Izzy suggested we then go on an accessible, pleasant stroll down a "walking" path in the rainforest. She got us to the path, and waved us goodbye and good luck. We wondered why Izzy did not want to continue on with us as we wandered down the brown wooden planked path toward nowhere. Roxy lifted her small front wheels to gain momentum and avoid the bumps as she steered. Madeline picked up speed by pushing forward, desperately clinging on to branches and vines whenever an out of place wooden plank would thrust her off course. And Jules was forced to skateboard along with us, and scolded whenever he was caught off his wheels. Our new motto is: we are the Globerollers. We roll the globe. One by choice. The other, by fate. And the third by force.
Thirty minutes later we reached a dead end. There was a modest gazebo with a wooden railing suitable for a honeymoon picture. It was only after the rainforest honeymoon photo shoot when we realized that thirty minutes of downhill means an unrealistic amount of uphill. The the bus leaves in 20 minutes. Roxy and I put our backs into it as we pushed and crept and panted and cursed our way upward. At the end of all that, we had only gone about 15 feet. Note to self: every downhill adventure into the rainforest comes at an unspeakable price. Roxy begged Jules to push her, while Madeline begged him to skateboard and feel the pain. In the end, Madeline ended up holding the skateboard while Jules pushed and Roxy did the wave. Now we know why Izzy ditched us...
We made it to the top all gasping for air. The bus was meant to leave in 2 minutes. We all raced to the parking lot and right as we were approaching the lobby doors, Roxy decided it was milkshake time. She stopped at the cafe counter to order as Jules ran to the bathroom to pee, and Madeline watched this all in horror. Madeline tried to remain calm. She convinced herself that the bus wouldn't leave without the Globerollers. We're kind of a big deal.
When the milkshake was bought and the pee was peed, we all raced out to the parking lot only to see our bus driving away. It was 4 minutes after the departure time.

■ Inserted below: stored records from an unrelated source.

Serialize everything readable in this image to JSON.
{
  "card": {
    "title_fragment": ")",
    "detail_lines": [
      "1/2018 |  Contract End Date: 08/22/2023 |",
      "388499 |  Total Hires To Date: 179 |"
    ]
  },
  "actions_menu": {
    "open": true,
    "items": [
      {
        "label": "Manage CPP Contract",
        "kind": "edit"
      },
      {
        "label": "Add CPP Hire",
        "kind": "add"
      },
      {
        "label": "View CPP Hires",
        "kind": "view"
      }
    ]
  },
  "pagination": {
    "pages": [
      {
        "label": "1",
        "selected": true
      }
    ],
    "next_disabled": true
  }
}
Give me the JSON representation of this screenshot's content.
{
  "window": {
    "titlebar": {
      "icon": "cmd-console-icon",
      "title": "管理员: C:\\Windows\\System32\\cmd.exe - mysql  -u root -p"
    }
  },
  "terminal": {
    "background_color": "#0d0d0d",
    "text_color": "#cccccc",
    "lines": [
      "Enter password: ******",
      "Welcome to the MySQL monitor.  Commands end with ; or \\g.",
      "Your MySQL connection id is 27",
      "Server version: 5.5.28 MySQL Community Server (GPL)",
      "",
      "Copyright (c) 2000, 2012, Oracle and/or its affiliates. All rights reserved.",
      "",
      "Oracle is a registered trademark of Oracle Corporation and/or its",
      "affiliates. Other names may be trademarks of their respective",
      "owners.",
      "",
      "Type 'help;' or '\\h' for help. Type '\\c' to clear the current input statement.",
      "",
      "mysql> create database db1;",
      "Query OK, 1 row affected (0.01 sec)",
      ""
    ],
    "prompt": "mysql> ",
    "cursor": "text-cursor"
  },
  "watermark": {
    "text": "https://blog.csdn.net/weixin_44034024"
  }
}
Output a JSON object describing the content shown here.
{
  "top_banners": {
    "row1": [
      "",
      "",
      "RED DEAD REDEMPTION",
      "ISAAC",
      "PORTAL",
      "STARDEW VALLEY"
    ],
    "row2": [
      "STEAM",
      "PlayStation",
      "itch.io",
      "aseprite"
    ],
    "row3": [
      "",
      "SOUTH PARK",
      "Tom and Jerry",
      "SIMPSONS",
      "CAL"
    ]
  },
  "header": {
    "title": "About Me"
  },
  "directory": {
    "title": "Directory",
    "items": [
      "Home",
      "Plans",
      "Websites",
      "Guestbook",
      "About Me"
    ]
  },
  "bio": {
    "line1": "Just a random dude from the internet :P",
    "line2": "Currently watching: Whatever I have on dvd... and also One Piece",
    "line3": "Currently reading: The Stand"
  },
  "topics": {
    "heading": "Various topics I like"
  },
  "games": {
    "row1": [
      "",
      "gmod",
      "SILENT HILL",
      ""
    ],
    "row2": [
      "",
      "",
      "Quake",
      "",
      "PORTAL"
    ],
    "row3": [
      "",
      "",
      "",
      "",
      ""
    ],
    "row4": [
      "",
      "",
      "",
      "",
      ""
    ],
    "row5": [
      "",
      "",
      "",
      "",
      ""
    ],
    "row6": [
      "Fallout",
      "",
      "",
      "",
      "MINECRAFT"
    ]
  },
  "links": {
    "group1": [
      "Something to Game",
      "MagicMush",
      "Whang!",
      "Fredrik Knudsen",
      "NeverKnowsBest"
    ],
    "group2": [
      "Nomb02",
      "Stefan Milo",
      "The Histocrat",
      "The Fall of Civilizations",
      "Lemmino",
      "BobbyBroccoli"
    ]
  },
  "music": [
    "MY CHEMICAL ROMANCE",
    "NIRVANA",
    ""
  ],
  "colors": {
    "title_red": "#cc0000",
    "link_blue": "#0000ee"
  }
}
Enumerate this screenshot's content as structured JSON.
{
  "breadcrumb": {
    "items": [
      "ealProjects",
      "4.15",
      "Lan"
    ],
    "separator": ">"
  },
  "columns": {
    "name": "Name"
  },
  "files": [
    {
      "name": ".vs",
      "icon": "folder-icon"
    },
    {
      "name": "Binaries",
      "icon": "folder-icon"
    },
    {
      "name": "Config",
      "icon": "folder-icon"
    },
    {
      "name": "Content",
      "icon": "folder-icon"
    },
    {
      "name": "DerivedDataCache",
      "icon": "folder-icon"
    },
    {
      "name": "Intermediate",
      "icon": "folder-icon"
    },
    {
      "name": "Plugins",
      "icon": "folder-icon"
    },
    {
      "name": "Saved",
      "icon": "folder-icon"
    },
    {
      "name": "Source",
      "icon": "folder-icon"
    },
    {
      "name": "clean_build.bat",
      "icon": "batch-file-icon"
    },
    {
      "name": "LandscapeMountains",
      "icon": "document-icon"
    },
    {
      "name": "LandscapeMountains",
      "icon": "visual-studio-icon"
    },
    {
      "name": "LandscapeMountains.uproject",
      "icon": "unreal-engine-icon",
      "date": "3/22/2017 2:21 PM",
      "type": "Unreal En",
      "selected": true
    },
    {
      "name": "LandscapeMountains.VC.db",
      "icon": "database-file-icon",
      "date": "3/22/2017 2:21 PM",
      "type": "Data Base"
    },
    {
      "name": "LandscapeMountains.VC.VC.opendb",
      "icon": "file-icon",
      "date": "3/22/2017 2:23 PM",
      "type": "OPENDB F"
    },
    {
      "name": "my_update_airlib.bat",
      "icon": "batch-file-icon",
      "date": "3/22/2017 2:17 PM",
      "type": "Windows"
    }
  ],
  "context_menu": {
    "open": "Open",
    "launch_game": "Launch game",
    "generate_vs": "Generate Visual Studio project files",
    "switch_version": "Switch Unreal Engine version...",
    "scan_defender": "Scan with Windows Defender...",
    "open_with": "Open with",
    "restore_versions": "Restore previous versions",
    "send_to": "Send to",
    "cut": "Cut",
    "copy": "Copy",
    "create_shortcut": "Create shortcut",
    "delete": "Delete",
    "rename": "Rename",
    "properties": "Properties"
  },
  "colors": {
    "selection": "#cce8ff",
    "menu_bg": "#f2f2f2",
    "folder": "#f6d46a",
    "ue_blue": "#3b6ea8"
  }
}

We huffed into Blue Mountain's customer service and the woman at the desk said, "you all are lost!" We asked how she knew that and she said the bus driver just called and said he left behind one rollerblader, one skateboarder, and one wheelchairer. He was on our way back for us. We all assumed the bus driver had read the blog and knew rule #1: no Globeroller gets left behind.
We were picked up 10 minutes later and brought to the next pit stop where the rest of the group was: Echo Point. A few selfies later we were off to the wildlife reserve.
2 hours later we wake up at the reserve. As we stumble off the bus a tour guide marvels at our wheels. He then looks at Madeline's blades and tells us they won't be allowed inside. We look at his sneakers and then reply, "you don't decide that".
The trick to wheel acceptance is confidence. Let people marvel at your glide, not question it. Make them envy your speed, not forbid it. We rolled right by the front desk and in to scout out kangaroos and koalas. Madeline would occasionally look at an authority figure along the way and whisper to Roxy "quick! Hide my wheels!" Roxy's quick and final response was, "never hide your wheels" as she rolled along with her nose pointed up.
The koalas, kangaroos, and countless other beautiful species we encountered at the wildlife reserve were breathtaking. This blog post has already been long enough so to save us the thousand words, here are the pictures.